The Ghana Pentecostal and Charismatic Council (GPCC), an organisation made up of over 200 church denominations in Ghana, has described the plan to begin teaching CSE in all public schools to children from five years upwards as satanic.
The National Association of Graduate Teachers (NAGRAT) has also said it was not consulted.
NAGRAT President, Angel Carbonu, said on the Super Morning Show on Joy FM, Monday that graduate teachers are not likely to accept the contents of the CSE curricula.
The Ghana government and United Nations Education, Scientific, and Cultural Organisation (UNESCO) launched the CSE programme this year in a bid to empower adolescents and young people to attain a Comprehensive Sexuality Education (CSE).
Known as the “Our right, Our lives, Our Future (O³), CSE is supported by governments of Sweden and Ireland.
It is being implemented in Ghana, Eswatini (formerly Swaziland), Malawi, Tanzania, Zambia and Zimbabwe for what proponents say is will be an effective delivery of quality comprehensive sexuality programmes.
The Ghana Education Service (GES) has argued that the subject content of the CSE would be age-appropriate to enable say pre-schoolers to be empowered with values that would protect them from sexual harassment.
However, most critics have said the age of five is too early for children to learn about sex. Others say some of the topics, such as “Being Male or Female” under a broader topic of “Knowing Myself” resonates with the Lesbian, Gay, Bisexual, and Transgender (LGBT) activism.
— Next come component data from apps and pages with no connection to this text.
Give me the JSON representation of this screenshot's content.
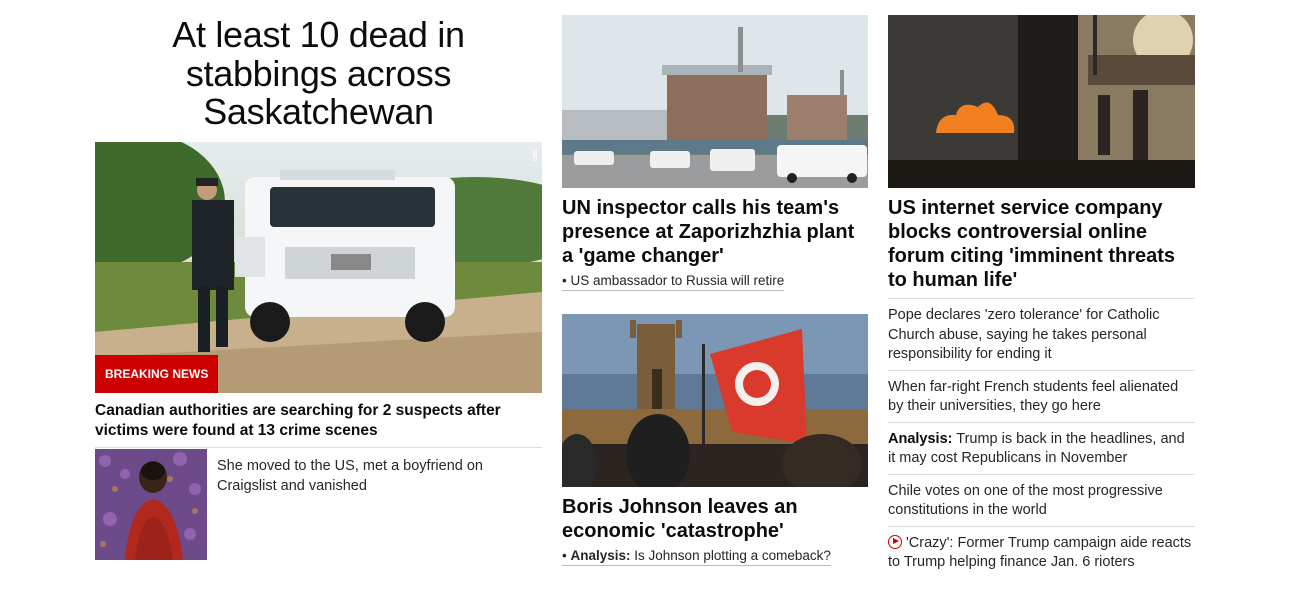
{
  "main_story": {
    "headline": "At least 10 dead in stabbings across Saskatchewan",
    "badge": "BREAKING NEWS",
    "photo_credit": "CBC",
    "caption": "Canadian authorities are searching for 2 suspects after victims were found at 13 crime scenes",
    "related": "She moved to the US, met a boyfriend on Craigslist and vanished"
  },
  "center_stories": [
    {
      "headline": "UN inspector calls his team's presence at Zaporizhzhia plant a 'game changer'",
      "sub_link": "US ambassador to Russia will retire"
    },
    {
      "headline": "Boris Johnson leaves an economic 'catastrophe'",
      "sub_prefix": "Analysis:",
      "sub_link": "Is Johnson plotting a comeback?"
    }
  ],
  "right_column": {
    "headline": "US internet service company blocks controversial online forum citing 'imminent threats to human life'",
    "items": [
      {
        "prefix": "",
        "text": "Pope declares 'zero tolerance' for Catholic Church abuse, saying he takes personal responsibility for ending it"
      },
      {
        "prefix": "",
        "text": "When far-right French students feel alienated by their universities, they go here"
      },
      {
        "prefix": "Analysis:",
        "text": "Trump is back in the headlines, and it may cost Republicans in November"
      },
      {
        "prefix": "",
        "text": "Chile votes on one of the most progressive constitutions in the world"
      },
      {
        "prefix": "",
        "text": "'Crazy': Former Trump campaign aide reacts to Trump helping finance Jan. 6 rioters"
      }
    ]
  },
  "colors": {
    "breaking": "#cc0000",
    "text": "#0c0c0c",
    "divider": "#dddddd"
  },
  "icons": {
    "video": "play-circle-icon"
  }
}
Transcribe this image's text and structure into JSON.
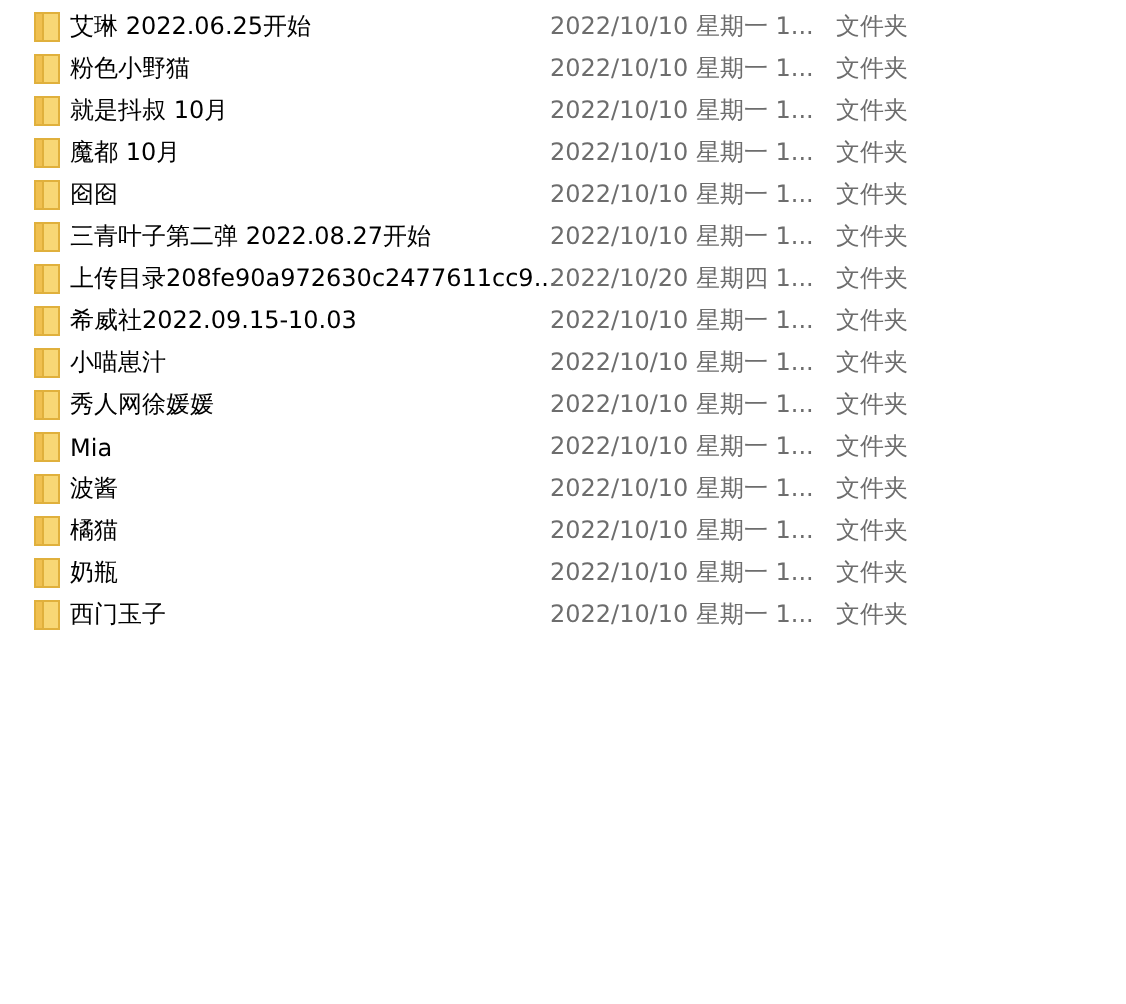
{
  "files": [
    {
      "name": "艾琳 2022.06.25开始",
      "modified": "2022/10/10 星期一 1...",
      "type": "文件夹"
    },
    {
      "name": "粉色小野猫",
      "modified": "2022/10/10 星期一 1...",
      "type": "文件夹"
    },
    {
      "name": "就是抖叔 10月",
      "modified": "2022/10/10 星期一 1...",
      "type": "文件夹"
    },
    {
      "name": "魔都 10月",
      "modified": "2022/10/10 星期一 1...",
      "type": "文件夹"
    },
    {
      "name": "囵囵",
      "modified": "2022/10/10 星期一 1...",
      "type": "文件夹"
    },
    {
      "name": "三青叶子第二弹 2022.08.27开始",
      "modified": "2022/10/10 星期一 1...",
      "type": "文件夹"
    },
    {
      "name": "上传目录208fe90a972630c2477611cc9...",
      "modified": "2022/10/20 星期四 1...",
      "type": "文件夹"
    },
    {
      "name": "希威社2022.09.15-10.03",
      "modified": "2022/10/10 星期一 1...",
      "type": "文件夹"
    },
    {
      "name": "小喵崽汁",
      "modified": "2022/10/10 星期一 1...",
      "type": "文件夹"
    },
    {
      "name": "秀人网徐媛媛",
      "modified": "2022/10/10 星期一 1...",
      "type": "文件夹"
    },
    {
      "name": "Mia",
      "modified": "2022/10/10 星期一 1...",
      "type": "文件夹"
    },
    {
      "name": "波酱",
      "modified": "2022/10/10 星期一 1...",
      "type": "文件夹"
    },
    {
      "name": "橘猫",
      "modified": "2022/10/10 星期一 1...",
      "type": "文件夹"
    },
    {
      "name": "奶瓶",
      "modified": "2022/10/10 星期一 1...",
      "type": "文件夹"
    },
    {
      "name": "西门玉子",
      "modified": "2022/10/10 星期一 1...",
      "type": "文件夹"
    }
  ]
}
“I won’t call it Comprehensive Sexuality Education it is Comprehensive Satanic Engagement,” GPCC President, Rev Prof Paul Yaw Frimpong-Manso also told Daniel Dadzie on the Super Morning Show.
Ghana Pentecostal and Charismatic Council President admits he has not perused the guidelines of the CSE programme for Ghana exhaustively, but said he is convinced that nothing good will come out of the programme.
Rev Prof Paul Yaw Frimpong-Manso said the CSE programme a surreptitious attempt by some secular Western countries to discourage the worship of God and destroy Ghana’s traditional moral values.
Weak law, strong feelings
Ghana has a loose law on homosexuality.
Legal experts say the country’s laws do not criminalise all the wide range of acts that could be termed “homosexual.”
For instance, the law only criminalises “unnatural carnal knowledge” – explained as when there has been the least degree of penetration.
Hence a sexual act between two females does not qualify as unnatural carnal knowledge and hence cannot be punished.
But many Ghanaians see any form of same-sex activity as illegal.
Physical and violent attacks against LGBT have been reported several times in Accra and other regional capitals.
Also, many Ghanaians are very religious and committed to upholding their traditional moral values all of which are anti-LGBT.